Handy list of questions for insomnia
Discussing insomnia with your physician is an important decision. Doing some analysis of the situation will not only help you resolve the situation, but will help your physician work with you more effectively.
Here are a few questions to consider before going in to see your physician:
How long have you had sleep issues?
If this started just a few nights ago, likely there is a cause the patient can pin down themselves. If it has been over a month, we’ll need to dig a little deeper. If it’s been over 6 months, likely you will be diagnosed with insomnia but we still need more details.
Do you have trouble falling asleep? Or do you wake up after a few hours?
There are different types of insomnia. Having some awareness of if rather your issue is trouble with initiating sleep, waking up frequently, or waking up very early. You may want to consider keeping track of your sleep with a sleep journal. It can be a cell phone app, information from your activity tracker, or just a list of bedtimes and waking times.
Are you a shift worker?
Naturally, if your work requires you to work overnight, or change scheduled frequently, we’ll need to discuss how this affects you.
What’s your medical history?
Are you diabetic? Do you have a condition that’s causing pain? Are you prone to depression?
Almost any medical condition can disrupt sleep. The muscle aches (myalgia) of the flu can wake you up. If your becoming short of breath when you lay flat that can be a sign of heart disease. Anemia sometimes presents as insomnia. Although one of the main symptoms of anemia is fatigue, many people often notice restless leg symptoms at bedtime. This is because as they lose iron, the nerves of the legs to become increasingly sensitive to pain.
It may be your diabetic nerve pain (also called diabetic neuropathy) that’s causing pain at night. Diabetic neuropathy can be one of the first symptoms on diabetes.
Are you reading this blog now when it should be bedtime?

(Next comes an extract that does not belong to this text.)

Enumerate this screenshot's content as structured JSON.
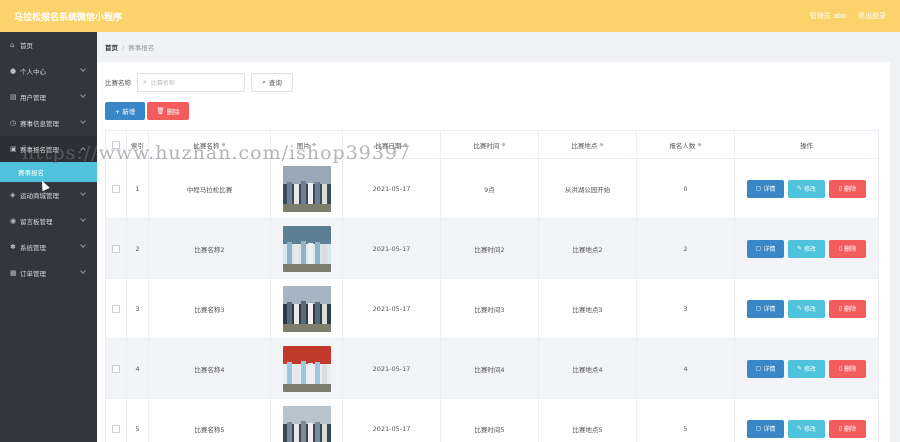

I know my natural tendency is to be a little sedating, and I’ve been batting around the idea of using my blog as a sleep aid. But screen time has a very strongly association with insomnia. The light coming from your screen (and this counts for cell phones, tablets and televisions) activates your optic nerve. This stimulus will have direct effects on the sleep center in your brain, the Pineal Gland, which will lead to a wakeful state. By the way, you can find an excellent pineal gland meditation here
Are you going to be angry?

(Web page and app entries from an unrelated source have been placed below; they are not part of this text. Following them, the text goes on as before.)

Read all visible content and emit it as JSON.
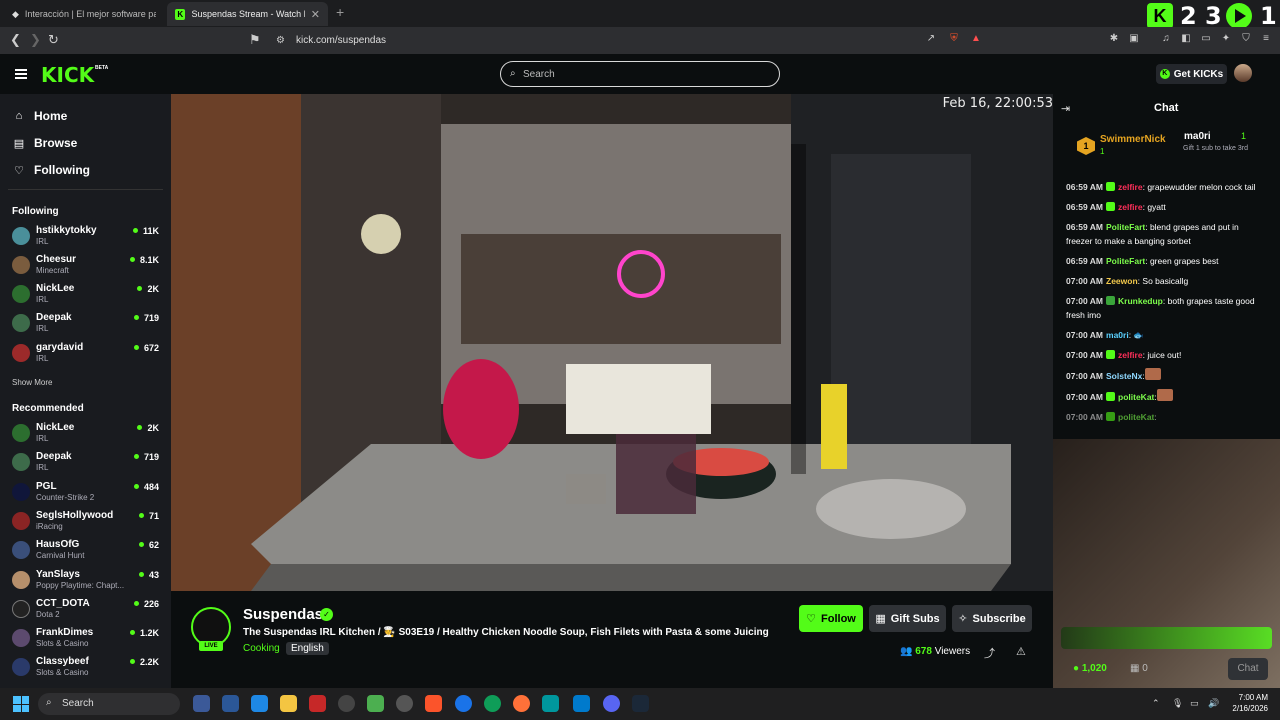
{
  "browser": {
    "tabs": [
      {
        "label": "Interacción | El mejor software para p"
      },
      {
        "label": "Suspendas Stream - Watch Li"
      }
    ],
    "url": "kick.com/suspendas",
    "counter": "2 3",
    "counter2": "1"
  },
  "header": {
    "logo": "KICK",
    "beta": "BETA",
    "search_placeholder": "Search",
    "get_kicks": "Get KICKs"
  },
  "sidebar": {
    "nav": [
      {
        "label": "Home"
      },
      {
        "label": "Browse"
      },
      {
        "label": "Following"
      }
    ],
    "following_heading": "Following",
    "following": [
      {
        "name": "hstikkytokky",
        "category": "IRL",
        "viewers": "11K"
      },
      {
        "name": "Cheesur",
        "category": "Minecraft",
        "viewers": "8.1K"
      },
      {
        "name": "NickLee",
        "category": "IRL",
        "viewers": "2K"
      },
      {
        "name": "Deepak",
        "category": "IRL",
        "viewers": "719"
      },
      {
        "name": "garydavid",
        "category": "IRL",
        "viewers": "672"
      }
    ],
    "show_more": "Show More",
    "recommended_heading": "Recommended",
    "recommended": [
      {
        "name": "NickLee",
        "category": "IRL",
        "viewers": "2K"
      },
      {
        "name": "Deepak",
        "category": "IRL",
        "viewers": "719"
      },
      {
        "name": "PGL",
        "category": "Counter-Strike 2",
        "viewers": "484"
      },
      {
        "name": "SeglsHollywood",
        "category": "iRacing",
        "viewers": "71"
      },
      {
        "name": "HausOfG",
        "category": "Carnival Hunt",
        "viewers": "62"
      },
      {
        "name": "YanSlays",
        "category": "Poppy Playtime: Chapt...",
        "viewers": "43"
      },
      {
        "name": "CCT_DOTA",
        "category": "Dota 2",
        "viewers": "226"
      },
      {
        "name": "FrankDimes",
        "category": "Slots & Casino",
        "viewers": "1.2K"
      },
      {
        "name": "Classybeef",
        "category": "Slots & Casino",
        "viewers": "2.2K"
      }
    ]
  },
  "video": {
    "timestamp": "Feb 16, 22:00:53"
  },
  "stream": {
    "live": "LIVE",
    "name": "Suspendas",
    "title": "The Suspendas IRL Kitchen / 🧑‍🍳 S03E19 / Healthy Chicken Noodle Soup, Fish Filets with Pasta & some Juicing",
    "category": "Cooking",
    "tag": "English",
    "follow": "Follow",
    "gift": "Gift Subs",
    "subscribe": "Subscribe",
    "viewers": "678",
    "viewers_label": "Viewers"
  },
  "chat": {
    "title": "Chat",
    "pinned": {
      "rank": "1",
      "name": "SwimmerNick",
      "subs": "1",
      "name2": "ma0ri",
      "count2": "1",
      "sub_text": "Gift 1 sub to take 3rd"
    },
    "messages": [
      {
        "time": "06:59 AM",
        "user": "zelfire",
        "color": "#ff2f5a",
        "text": ": grapewudder melon cock tail"
      },
      {
        "time": "06:59 AM",
        "user": "zelfire",
        "color": "#ff2f5a",
        "text": ": gyatt"
      },
      {
        "time": "06:59 AM",
        "user": "PoliteFart",
        "color": "#7cfc4b",
        "text": ": blend grapes and put in freezer to make a banging sorbet"
      },
      {
        "time": "06:59 AM",
        "user": "PoliteFart",
        "color": "#7cfc4b",
        "text": ": green grapes best"
      },
      {
        "time": "07:00 AM",
        "user": "Zeewon",
        "color": "#f2c94c",
        "text": ": So basicallg"
      },
      {
        "time": "07:00 AM",
        "user": "Krunkedup",
        "color": "#7cfc4b",
        "text": ": both grapes taste good fresh imo"
      },
      {
        "time": "07:00 AM",
        "user": "ma0ri",
        "color": "#5ad1ff",
        "text": ": 🐟"
      },
      {
        "time": "07:00 AM",
        "user": "zelfire",
        "color": "#ff2f5a",
        "text": ": juice out!"
      },
      {
        "time": "07:00 AM",
        "user": "SolsteNx",
        "color": "#8fd8ff",
        "text": ":"
      },
      {
        "time": "07:00 AM",
        "user": "politeKat",
        "color": "#7cfc4b",
        "text": ":"
      },
      {
        "time": "07:00 AM",
        "user": "politeKat",
        "color": "#7cfc4b",
        "text": ":"
      }
    ],
    "kicks": "1,020",
    "zero": "0",
    "chat_button": "Chat"
  },
  "taskbar": {
    "search": "Search",
    "time": "7:00 AM",
    "date": "2/16/2026"
  }
}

Are you laying down in a peaceful state? Or are you plopping down in the bed after an 18 hour day in which you missed lunch, never stopped moving and multitasking. Your state of mind can be a major source of insomnia that we definitely do not want to treat with prescription sleep aids.

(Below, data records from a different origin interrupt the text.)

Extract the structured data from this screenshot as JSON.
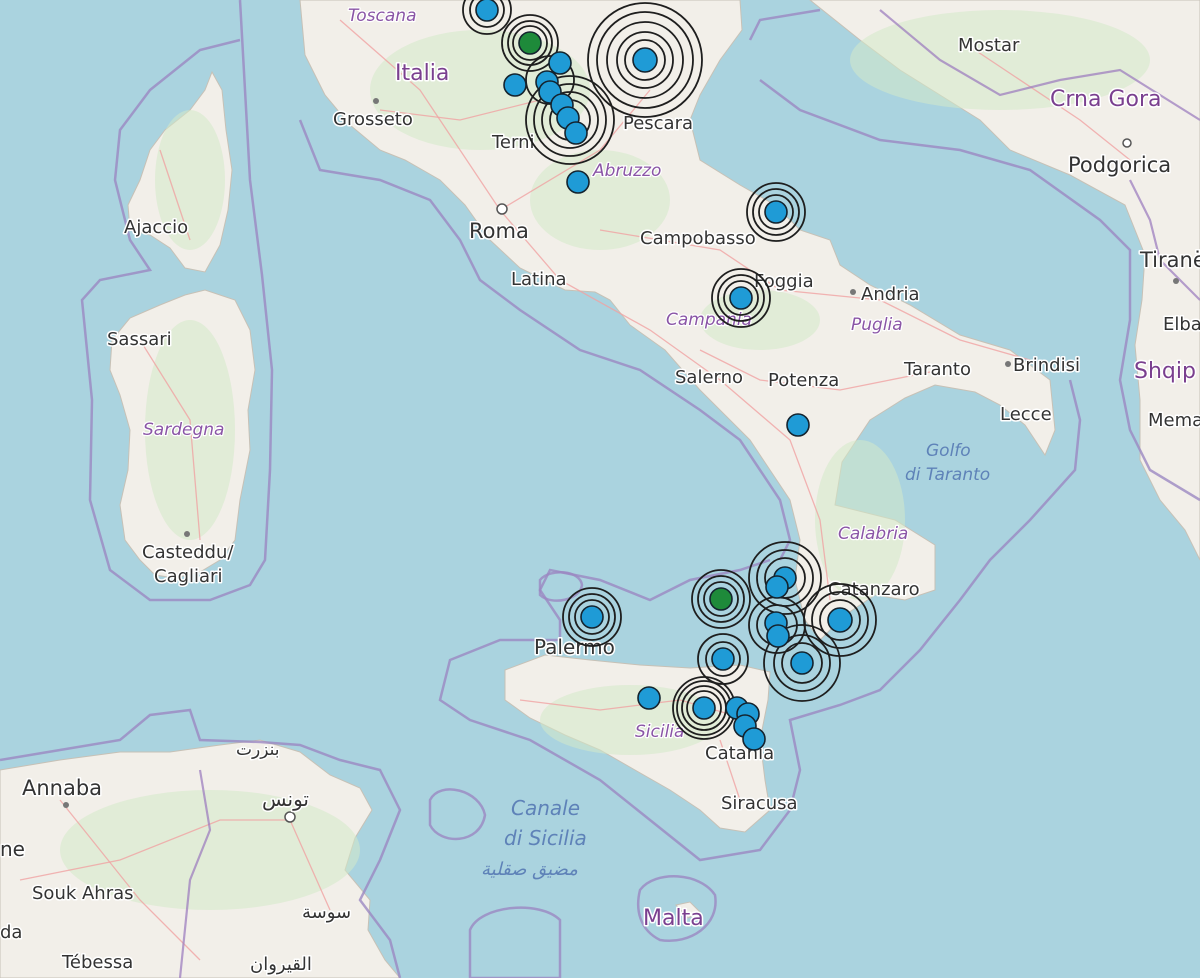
{
  "map": {
    "labels": {
      "toscana": "Toscana",
      "italia": "Italia",
      "grosseto": "Grosseto",
      "terni": "Terni",
      "pescara": "Pescara",
      "abruzzo": "Abruzzo",
      "roma": "Roma",
      "latina": "Latina",
      "campobasso": "Campobasso",
      "foggia": "Foggia",
      "andria": "Andria",
      "puglia": "Puglia",
      "campania": "Campania",
      "salerno": "Salerno",
      "potenza": "Potenza",
      "taranto": "Taranto",
      "brindisi": "Brindisi",
      "lecce": "Lecce",
      "golfo_line1": "Golfo",
      "golfo_line2": "di Taranto",
      "calabria": "Calabria",
      "catanzaro": "Catanzaro",
      "palermo": "Palermo",
      "sicilia": "Sicilia",
      "catania": "Catania",
      "siracusa": "Siracusa",
      "canale_line1": "Canale",
      "canale_line2": "di Sicilia",
      "canale_arabic": "مضيق صقلية",
      "malta": "Malta",
      "ajaccio": "Ajaccio",
      "sassari": "Sassari",
      "sardegna": "Sardegna",
      "casteddu": "Casteddu/",
      "cagliari": "Cagliari",
      "mostar": "Mostar",
      "crna_gora": "Crna Gora",
      "podgorica": "Podgorica",
      "tirana": "Tiranë",
      "elbasan": "Elba",
      "shqiperia": "Shqip",
      "memaliaj": "Mema",
      "annaba": "Annaba",
      "bizerte_ar": "بنزرت",
      "tunis_ar": "تونس",
      "souk_ahras": "Souk Ahras",
      "sousse_ar": "سوسة",
      "kairouan_ar": "القيروان",
      "tebessa": "Tébessa",
      "partial_ne": "ne",
      "partial_da": "da"
    },
    "colors": {
      "sea": "#aad3df",
      "land": "#f2efe9",
      "event_blue": "#1f9bd6",
      "event_green": "#1e8a3a",
      "ring": "#1e1e1e",
      "border": "#9d7fbf"
    }
  }
}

What did you eat before bed?
Your diet choices make a difference when it comes to your sleep. Caffeine intake naturally will disrupt your sleep. Caffeine has many benefits, but it is a drug with many effects on the body. You may be especially sensitive to the effects of caffeine, and a stop at the local coffee shop at work may guarantee you a long restless night.
Are you using alcohol to sleep?
Alcoholic beverages have an immediate sedating effect. Paradoxically, alcohol disrupt the normal sleep cycle, leading to disrupted poor quality sleep.
Are you being treated for chronic pain with narcotics?
Opioids can disrupt normal sleep architecture. You may fall asleep very quickly, but then you wake up within hours feeling tired.
Do you fall asleep during the day?
It’s natural to have periods during the day of fatigue or sleepiness. But if you’re finding your sleeping at inopportune times, such as on meetings, during conversations, or while driving, this will require an in depth conversation with your physician.
I recommend patients jot down some notes prior to going to their physician as this can help. Any information patients bring to the physician will help with a diagnosis and treatment.
In future post, I’ll dive deeper into what happens when humans sleep, as well as using the Chakra system to classify the causes of insomnia.